FDM works with a range of standard thermoplastics, such as ABS, PLA, and their various blends, while more advanced FDM printers also offer a wider range of engineering thermoplastics or even composites. For rapid prototyping, FDM printers are particularly useful for producing simple parts, such as parts that might typically be machined.
SLA 3D printers use a laser to cure liquid resin into hardened plastic in a process called photopolymerization. SLA is one of the most popular processes among professionals due to its high resolution, precision, and material versatility.
A 3D printed rapid prototype of a watch produced using the Form 3 SLA 3D printer next to the final product.
SLA parts have the highest resolution and accuracy, the clearest details, and the smoothest surface finish of all plastic 3D printing technologies, making SLA a great option for high-fidelity looks-like prototypes and functional works-like prototypes that require tight tolerances. However, the main benefit of SLA lies in the versatility of its resin library.
Material manufacturers have created innovative SLA photopolymer resin formulations with a wide range of optical, mechanical, and thermal properties to match those of standard, engineering, and industrial thermoplastics. With Draft Resin, SLA 3D printing is also one of the fastest prototyping tools, up to 10X faster than FDM 3D printing.
Selective Laser Sintering (SLS)
Selective laser sintering is the most common additive manufacturing technology for industrial applications, trusted by engineers and manufacturers across different industries for its ability to produce strong, functional parts. SLS 3D printers use a high-powered laser to fuse small particles of polymer powder.
The unfused powder supports the part during printing and eliminates the need for dedicated support structures. This makes SLS ideal for complex geometries, including interior features, undercuts, thin walls, and negative features. Parts produced with SLS printing have excellent mechanical characteristics, with strength resembling that of injection-molded parts.
SLS 3D printing can produce strong, functional works-like prototypes and engineering prototypes for rigorous functional testing of products. In rapid prototyping, SLS 3D printing is mainly used for works-like prototypes and engineering prototypes for rigorous functional testing of products (e.g: ductwork, brackets) and infield customer feedback.
Computer numerical control (CNC) tools—unlike FDM, SLA, or SLS—are subtractive manufacturing processes. They start with solid blocks, bars, or rods of plastic, metal, or other materials that are shaped by removing material through cutting, boring, drilling, and grinding. CNC tools include CNC machining, which removes material by either a spinning tool and fixed part (milling) or a spinning part with a fixed tool (lathe).
Laser cutters use a laser to engrave or cut through a wide range of materials with high precision.

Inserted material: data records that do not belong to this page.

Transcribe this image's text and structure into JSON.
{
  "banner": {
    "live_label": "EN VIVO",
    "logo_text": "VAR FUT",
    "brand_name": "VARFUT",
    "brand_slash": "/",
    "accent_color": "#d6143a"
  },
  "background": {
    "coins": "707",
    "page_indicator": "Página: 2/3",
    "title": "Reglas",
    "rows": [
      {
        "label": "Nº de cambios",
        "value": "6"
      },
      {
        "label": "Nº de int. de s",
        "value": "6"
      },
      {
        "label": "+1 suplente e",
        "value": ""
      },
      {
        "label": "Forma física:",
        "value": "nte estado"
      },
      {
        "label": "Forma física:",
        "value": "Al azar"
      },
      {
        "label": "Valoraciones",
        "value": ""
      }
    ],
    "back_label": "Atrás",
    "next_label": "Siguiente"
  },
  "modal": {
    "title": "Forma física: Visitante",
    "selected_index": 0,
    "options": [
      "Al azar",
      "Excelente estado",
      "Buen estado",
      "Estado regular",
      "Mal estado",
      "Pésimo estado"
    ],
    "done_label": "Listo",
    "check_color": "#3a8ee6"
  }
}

Water jet cutters use water mixed with abrasive and high pressure to cut through practically any material. CNC milling machines and lathes can have multiple axes, which allows them to manage more complex designs. Laser and water jet cutters are more suited for flat parts. CNC tools can shape parts from plastics, soft metals, hard metals (industrial machines), wood, acrylic, stone, glass, composites.
Compared to additive manufacturing tools, CNC tools are more complicated to set up and operate, while some materials and designs might require special tooling, handling, positioning, and processing, which makes them costly for one-off parts compared to additive processes.
In rapid prototyping, they’re ideal simple designs, structural parts, metal components, and other parts that are not feasible or cost-effective to produce with additive tools.